On Sunday, Mr Sunak will make a visit to a town in Lancashire to mark the announcement of a £1 billion fund to help regenerate towns across the UK.
As part of the package, 55 towns will be given a £20 million endowment-style fund – each to be spent over the course of a decade on improvements.
The Prime Minister said it was part of a new long-term vision for towns that was about putting “funding in the hands of local people” so they could “level up” their communities.
Some of the places being awarded the funding are part of the so-called Red Wall — constituencies in Labour’s traditional heartlands of the North of England and the Midlands that Boris Johnson won for the Tories during his landslide election victory in 2019 — which Mr Sunak will need to hold at the next election to remain in No 10.

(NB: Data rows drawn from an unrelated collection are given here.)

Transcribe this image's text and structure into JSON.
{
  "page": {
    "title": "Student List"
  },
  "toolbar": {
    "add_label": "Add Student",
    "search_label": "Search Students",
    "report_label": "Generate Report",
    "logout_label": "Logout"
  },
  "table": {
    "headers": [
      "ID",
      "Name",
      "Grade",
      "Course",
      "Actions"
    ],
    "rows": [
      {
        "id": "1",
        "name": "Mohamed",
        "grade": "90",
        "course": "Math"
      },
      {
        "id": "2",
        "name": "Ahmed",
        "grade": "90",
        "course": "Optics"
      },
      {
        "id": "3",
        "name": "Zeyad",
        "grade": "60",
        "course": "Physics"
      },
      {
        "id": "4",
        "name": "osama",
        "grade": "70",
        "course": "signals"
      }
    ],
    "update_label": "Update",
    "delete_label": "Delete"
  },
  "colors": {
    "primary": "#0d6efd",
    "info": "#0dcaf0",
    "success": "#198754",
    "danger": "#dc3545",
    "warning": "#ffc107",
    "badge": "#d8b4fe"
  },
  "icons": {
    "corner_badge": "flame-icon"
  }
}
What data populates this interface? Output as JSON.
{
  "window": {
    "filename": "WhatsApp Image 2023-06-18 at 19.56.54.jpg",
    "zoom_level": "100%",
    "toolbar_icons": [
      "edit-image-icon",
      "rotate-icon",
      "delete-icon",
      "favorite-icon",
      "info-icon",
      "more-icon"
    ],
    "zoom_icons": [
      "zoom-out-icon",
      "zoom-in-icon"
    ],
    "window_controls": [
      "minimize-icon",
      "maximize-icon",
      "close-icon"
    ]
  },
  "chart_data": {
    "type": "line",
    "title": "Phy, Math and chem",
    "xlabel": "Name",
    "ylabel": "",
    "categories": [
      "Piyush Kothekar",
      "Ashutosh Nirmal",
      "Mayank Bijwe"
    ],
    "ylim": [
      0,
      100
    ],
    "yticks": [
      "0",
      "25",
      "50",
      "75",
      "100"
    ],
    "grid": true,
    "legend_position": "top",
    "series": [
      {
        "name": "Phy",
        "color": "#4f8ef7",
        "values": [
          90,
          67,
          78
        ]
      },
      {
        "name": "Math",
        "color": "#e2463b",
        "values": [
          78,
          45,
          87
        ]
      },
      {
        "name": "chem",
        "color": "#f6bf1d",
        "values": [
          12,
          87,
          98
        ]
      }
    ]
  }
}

Constituencies such as Great Grimsby in Lincolnshire, Wrexham in Wales and Dudley North in the West Midlands are among those that switched from Labour to the Tories in 2019 and will benefit from the latest towns investment.

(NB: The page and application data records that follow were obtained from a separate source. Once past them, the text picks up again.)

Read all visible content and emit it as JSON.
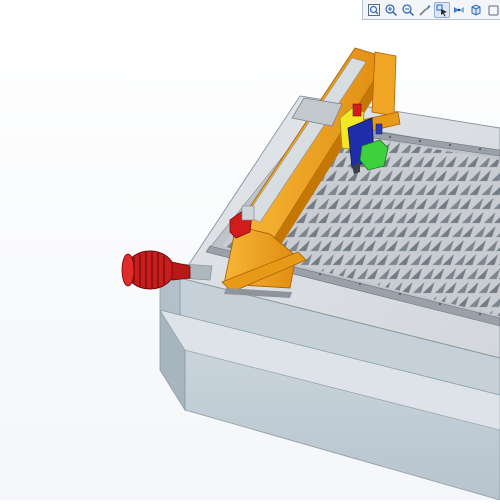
{
  "viewer": {
    "view_mode": "isometric",
    "toolbar": {
      "buttons": [
        {
          "icon": "zoom-fit-icon"
        },
        {
          "icon": "zoom-in-icon"
        },
        {
          "icon": "zoom-out-icon"
        },
        {
          "icon": "repaint-icon"
        },
        {
          "icon": "select-icon",
          "active": true
        },
        {
          "icon": "spin-center-icon"
        },
        {
          "icon": "view-cube-icon"
        },
        {
          "icon": "display-style-icon"
        }
      ]
    }
  },
  "model": {
    "name": "",
    "colors": {
      "base_top": "#d6dbe1",
      "base_side": "#b3c0ca",
      "base_front": "#c8d3db",
      "slat": "#737b84",
      "rail": "#8d949c",
      "gantry": "#f1a21b",
      "gantry_dark": "#c87a08",
      "motor": "#cc1f1f",
      "head_yellow": "#f2e628",
      "head_blue": "#1f2da8",
      "head_green": "#3ed13e"
    }
  }
}
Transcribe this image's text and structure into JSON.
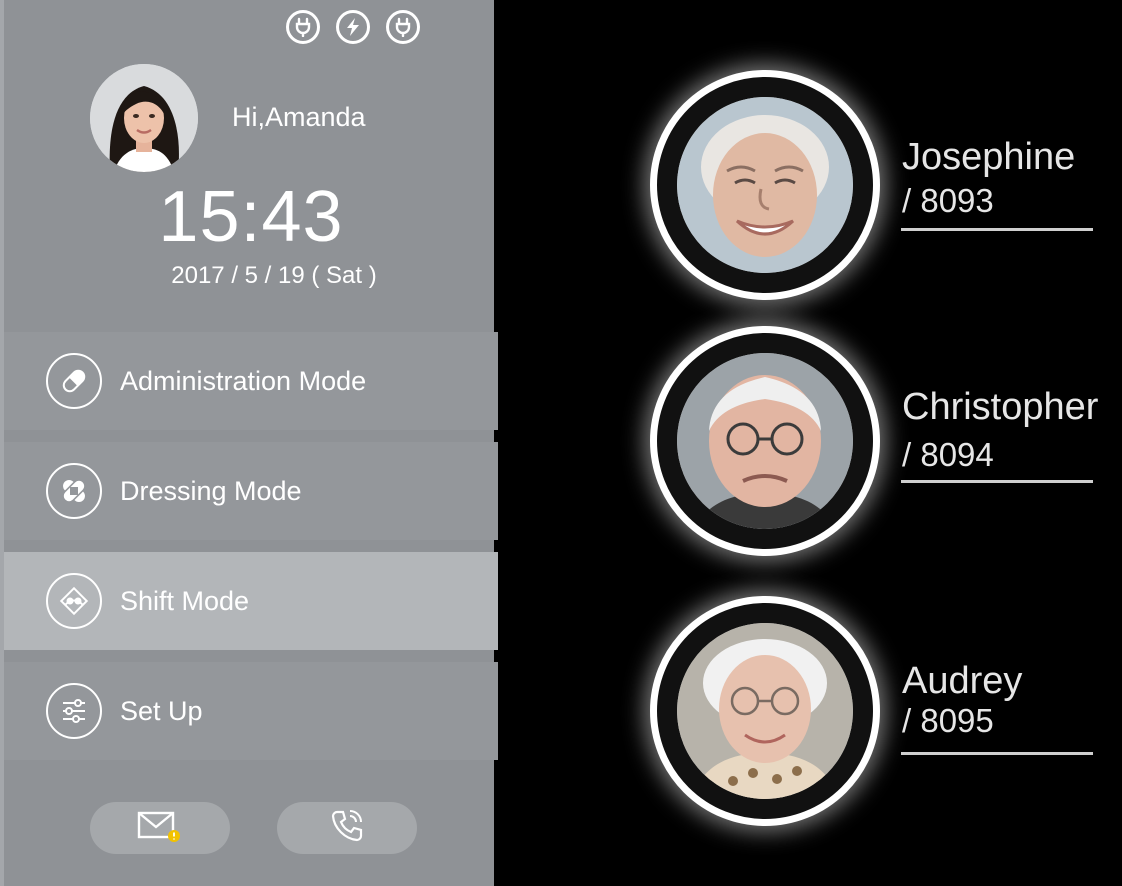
{
  "user": {
    "greeting": "Hi,Amanda"
  },
  "clock": {
    "time": "15:43",
    "date": "2017 / 5 / 19 ( Sat )"
  },
  "status_icons": [
    "plug-icon",
    "lightning-icon",
    "plug-icon"
  ],
  "menu": [
    {
      "label": "Administration Mode",
      "icon": "pill-icon"
    },
    {
      "label": "Dressing Mode",
      "icon": "bandage-icon"
    },
    {
      "label": "Shift Mode",
      "icon": "shift-icon",
      "active": true
    },
    {
      "label": "Set Up",
      "icon": "sliders-icon"
    }
  ],
  "footer": {
    "buttons": [
      "mail-alert-icon",
      "phone-icon"
    ]
  },
  "residents": [
    {
      "name": "Josephine",
      "id": "/ 8093"
    },
    {
      "name": "Christopher",
      "id": "/ 8094"
    },
    {
      "name": "Audrey",
      "id": " / 8095"
    }
  ],
  "colors": {
    "sidebar": "#8f9296",
    "menu_item": "#94979b",
    "menu_active": "#b3b6b9",
    "background": "#000000"
  }
}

The Department for Levelling Up, Housing and Communities said the 55 towns had been selected based on deprivation measures and other factors.
While in Manchester, Mr Sunak is likely to face further questions about the future of HS2 following speculation he is considering axing the second phase between Birmingham and the conference’s host city over cost concerns.

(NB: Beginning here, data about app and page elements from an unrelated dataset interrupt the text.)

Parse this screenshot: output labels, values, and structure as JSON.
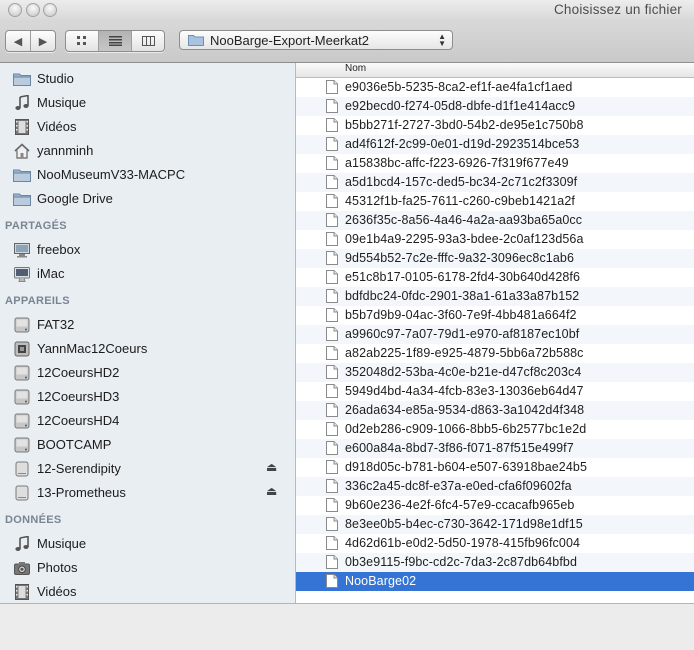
{
  "window": {
    "title": "Choisissez un fichier"
  },
  "toolbar": {
    "back": "◀",
    "forward": "▶",
    "location": "NooBarge-Export-Meerkat2"
  },
  "sidebar": {
    "favorites": [
      {
        "label": "Studio",
        "icon": "folder-icon"
      },
      {
        "label": "Musique",
        "icon": "music-note-icon"
      },
      {
        "label": "Vidéos",
        "icon": "film-icon"
      },
      {
        "label": "yannminh",
        "icon": "home-icon"
      },
      {
        "label": "NooMuseumV33-MACPC",
        "icon": "folder-icon"
      },
      {
        "label": "Google Drive",
        "icon": "folder-icon"
      }
    ],
    "shared_title": "PARTAGÉS",
    "shared": [
      {
        "label": "freebox",
        "icon": "monitor-icon"
      },
      {
        "label": "iMac",
        "icon": "imac-icon"
      }
    ],
    "devices_title": "APPAREILS",
    "devices": [
      {
        "label": "FAT32",
        "icon": "disk-icon",
        "eject": false
      },
      {
        "label": "YannMac12Coeurs",
        "icon": "computer-icon",
        "eject": false
      },
      {
        "label": "12CoeursHD2",
        "icon": "disk-icon",
        "eject": false
      },
      {
        "label": "12CoeursHD3",
        "icon": "disk-icon",
        "eject": false
      },
      {
        "label": "12CoeursHD4",
        "icon": "disk-icon",
        "eject": false
      },
      {
        "label": "BOOTCAMP",
        "icon": "disk-icon",
        "eject": false
      },
      {
        "label": "12-Serendipity",
        "icon": "external-disk-icon",
        "eject": true
      },
      {
        "label": "13-Prometheus",
        "icon": "external-disk-icon",
        "eject": true
      }
    ],
    "eject_glyph": "⏏",
    "data_title": "DONNÉES",
    "data": [
      {
        "label": "Musique",
        "icon": "music-note-icon"
      },
      {
        "label": "Photos",
        "icon": "camera-icon"
      },
      {
        "label": "Vidéos",
        "icon": "film-icon"
      }
    ]
  },
  "filelist": {
    "column_name": "Nom",
    "selected_index": 26,
    "files": [
      "e9036e5b-5235-8ca2-ef1f-ae4fa1cf1aed",
      "e92becd0-f274-05d8-dbfe-d1f1e414acc9",
      "b5bb271f-2727-3bd0-54b2-de95e1c750b8",
      "ad4f612f-2c99-0e01-d19d-2923514bce53",
      "a15838bc-affc-f223-6926-7f319f677e49",
      "a5d1bcd4-157c-ded5-bc34-2c71c2f3309f",
      "45312f1b-fa25-7611-c260-c9beb1421a2f",
      "2636f35c-8a56-4a46-4a2a-aa93ba65a0cc",
      "09e1b4a9-2295-93a3-bdee-2c0af123d56a",
      "9d554b52-7c2e-fffc-9a32-3096ec8c1ab6",
      "e51c8b17-0105-6178-2fd4-30b640d428f6",
      "bdfdbc24-0fdc-2901-38a1-61a33a87b152",
      "b5b7d9b9-04ac-3f60-7e9f-4bb481a664f2",
      "a9960c97-7a07-79d1-e970-af8187ec10bf",
      "a82ab225-1f89-e925-4879-5bb6a72b588c",
      "352048d2-53ba-4c0e-b21e-d47cf8c203c4",
      "5949d4bd-4a34-4fcb-83e3-13036eb64d47",
      "26ada634-e85a-9534-d863-3a1042d4f348",
      "0d2eb286-c909-1066-8bb5-6b2577bc1e2d",
      "e600a84a-8bd7-3f86-f071-87f515e499f7",
      "d918d05c-b781-b604-e507-63918bae24b5",
      "336c2a45-dc8f-e37a-e0ed-cfa6f09602fa",
      "9b60e236-4e2f-6fc4-57e9-ccacafb965eb",
      "8e3ee0b5-b4ec-c730-3642-171d98e1df15",
      "4d62d61b-e0d2-5d50-1978-415fb96fc004",
      "0b3e9115-f9bc-cd2c-7da3-2c87db64bfbd",
      "NooBarge02"
    ]
  },
  "colors": {
    "selection": "#3574d4",
    "sidebar_bg": "#e9eef3",
    "section_title": "#7a8592"
  }
}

Ahead of the conference, Theresa May became the third former Tory prime minister to urge him not to scale back the major transport project following interventions from Boris Johnson and, according to reports, David Cameron.
Another former prime minister, Mr Sunak’s direct predecessor Liz Truss, is also expected to use a speech at a rally on the fringes of the conference on Monday to call for corporation tax to be cut to 19% to drive economic growth.
Reports have suggested that some Cabinet ministers could use the conference to begin positioning for the next leadership contest, with one eye on the opinion polls currently suggesting the Tories could be in Opposition by this time next year.
Home Secretary Suella Braverman used a newspaper interview to criticise celebrities who spoke out against her speech on migration, made in the United States last week.
Singer Sir Elton John said Ms Braverman, who had argued discrimination for being gay should not be enough to qualify for international refugee protection, risked “further legitimising hate and violence” against LGBT people.
Mrs Braverman, who has been tasked with helping to deliver Mr Sunak’s pledge of stopping boats of migrants from crossing the Channel, told the Mail On Sunday that celebrity critics were “out-of-touch pampered elites” who were “virtue-signalling”.
In her Stateside intervention, the Home Secretary called for the reform of international treaties, such as the United Nations’ Refugee Convention and the European Convention on Human Rights (ECHR), arguing that their definitions of what an asylum seeker is needed to be tightened.
Business Secretary Kemi Badenoch backed the remarks in comments made to The Sunday Times, adding that leaving the ECHR is “definitely something that needs to be on the table” — a stance that is likely to play well with the right of the party.
No 10 has regularly stated that it remains confident in its legal case for sending asylum seekers arriving via the Channel back to their country of origin or to Rwanda, a policy which is currently being challenged in the Supreme Court.
Speakers at the Tory conference on Sunday include Foreign Secretary James Cleverly, Defence Secretary Grant Shapps and party chairman Greg Hands.